Ingram leads the NFL with five touchdowns, ranks fifth with 257 yards rushing and already has a pair of 100-yard games. Against Kansas City last week , he averaged 6.4 yards per carry and scored three TDs in a 33-28 defeat.

“I’ve just been able to run,” Ingram said. “They’ve given me some space. I’ve been able to break some tackles and make some things happen.”

When free agency began last March, the Ravens and Ingram made a connection in an instant. Baltimore immediately targeted the physical, 5-foot-9, 210-pound star as an upgrade to the backfield, and Ingram was eager to join a team as the featured back after sharing carries in New Orleans with Alvin Kamara in 2018.

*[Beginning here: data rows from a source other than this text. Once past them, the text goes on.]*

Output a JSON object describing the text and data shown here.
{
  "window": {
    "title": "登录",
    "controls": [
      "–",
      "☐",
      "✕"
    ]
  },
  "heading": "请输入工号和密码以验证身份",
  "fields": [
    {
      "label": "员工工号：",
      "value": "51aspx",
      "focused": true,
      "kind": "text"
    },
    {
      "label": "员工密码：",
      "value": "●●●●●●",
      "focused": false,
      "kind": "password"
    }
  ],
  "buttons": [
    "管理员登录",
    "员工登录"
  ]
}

“The Ravens wanted me, I wanted to be here and that’s just kind of how it worked out,” Ingram said.

With Jackson and Ingram leading the way, Baltimore (2-1) owns the NFL’s top-ranked offense and most prolific rushing attack (216.7 yards per game). The Ravens will be counting on more of the same Sunday in an AFC North showdown with Cleveland (1-2), the only other team in the division with a victory.

This is Freddie Kitchens’ first year as Cleveland’s head coach, but he’s well aware of what makes the Ravens tick and how Ingram has fit perfectly into their run-first attack.

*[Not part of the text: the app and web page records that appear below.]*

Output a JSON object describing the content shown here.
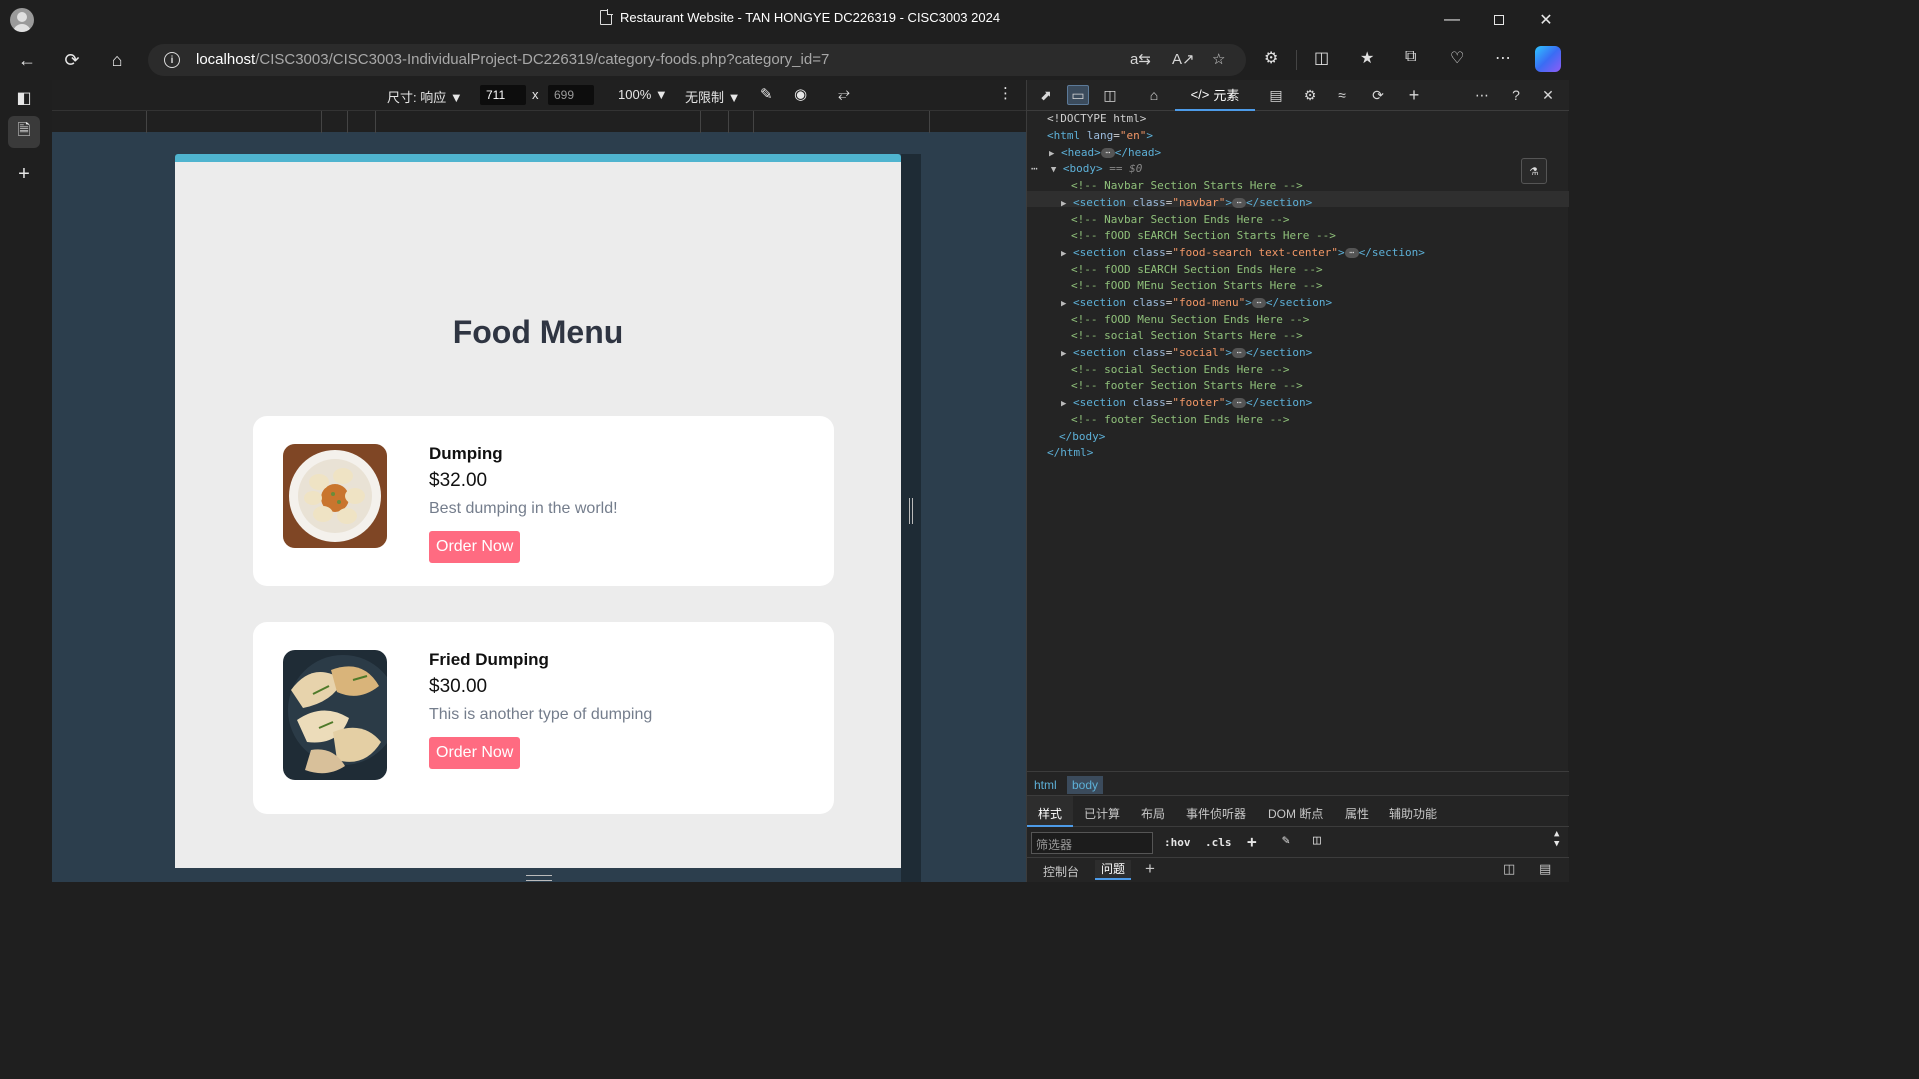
{
  "browser": {
    "window_title": "Restaurant Website - TAN HONGYE DC226319 - CISC3003 2024",
    "url_host": "localhost",
    "url_path": "/CISC3003/CISC3003-IndividualProject-DC226319/category-foods.php?category_id=7"
  },
  "emulation": {
    "dimensions_label": "尺寸: 响应",
    "width_value": "711",
    "times_sign": "x",
    "height_value": "699",
    "zoom_label": "100%",
    "throttle_label": "无限制"
  },
  "page": {
    "heading": "Food Menu",
    "foods": [
      {
        "name": "Dumping",
        "price": "$32.00",
        "description": "Best dumping in the world!",
        "button": "Order Now"
      },
      {
        "name": "Fried Dumping",
        "price": "$30.00",
        "description": "This is another type of dumping",
        "button": "Order Now"
      }
    ]
  },
  "devtools": {
    "elements_tab_label": "元素",
    "breadcrumbs": [
      "html",
      "body"
    ],
    "style_tabs": [
      "样式",
      "已计算",
      "布局",
      "事件侦听器",
      "DOM 断点",
      "属性",
      "辅助功能"
    ],
    "filter_placeholder": "筛选器",
    "hov_label": ":hov",
    "cls_label": ".cls",
    "drawer_tabs": [
      "控制台",
      "问题"
    ],
    "body_marker": "== $0",
    "dom": {
      "doctype": "<!DOCTYPE html>",
      "html_open_tag": "<html",
      "html_lang_attr": "lang",
      "html_lang_value": "\"en\"",
      "head_open": "<head>",
      "head_close": "</head>",
      "body_open": "<body>",
      "body_close": "</body>",
      "html_close": "</html>",
      "section_open": "<section",
      "section_close": "</section>",
      "class_attr": "class",
      "comments": [
        "<!-- Navbar Section Starts Here -->",
        "<!-- Navbar Section Ends Here -->",
        "<!-- fOOD sEARCH Section Starts Here -->",
        "<!-- fOOD sEARCH Section Ends Here -->",
        "<!-- fOOD MEnu Section Starts Here -->",
        "<!-- fOOD Menu Section Ends Here -->",
        "<!-- social Section Starts Here -->",
        "<!-- social Section Ends Here -->",
        "<!-- footer Section Starts Here -->",
        "<!-- footer Section Ends Here -->"
      ],
      "section_classes": [
        "\"navbar\"",
        "\"food-search text-center\"",
        "\"food-menu\"",
        "\"social\"",
        "\"footer\""
      ]
    }
  }
}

“It will be a physical game. They always try to create that,” Kitchens said. “Everything kind of runs through (Jackson) and Mark. Mark has stepped right in and kind of takes on our mantra of being physical. He is downhill, physical-type runner that can make you miss in space, so we have our work cut out for us defensively.”

Being a physical running back means blasting through the initial defender as if he wasn’t even there. Asked his mindset at first contact, Ingram replied, “Just to keep going.”

When it comes to hitting or getting hit, Ingram insists upon being the one to dole out the punishment.

“Since Little League, you never want to let the first guy tackle you,” he said. “Creating extra yardage, that’s what you have to do as a running back.”

The 29-year-old Ingram is older than most of his teammates and has seven years on Jackson. So while the quarterback provides a measure of leadership in the locker room, Ingram is the one who speaks from experience.

“I had high expectations for Mark coming in. He was a target for us in free agency and he decided to be here,” coach John Harbaugh said. “He’s done the job. Not just how he’s playing, but he’s also doing it as a leader and a mentor. He shows guys how hard and physical you can play.”

Armed with a three-year contract, Ingram is just getting started.

“I feel like I have a lot more in the tank,” he said. “So I have to continue to improve and do better. I’m not being satisfied or complacent.”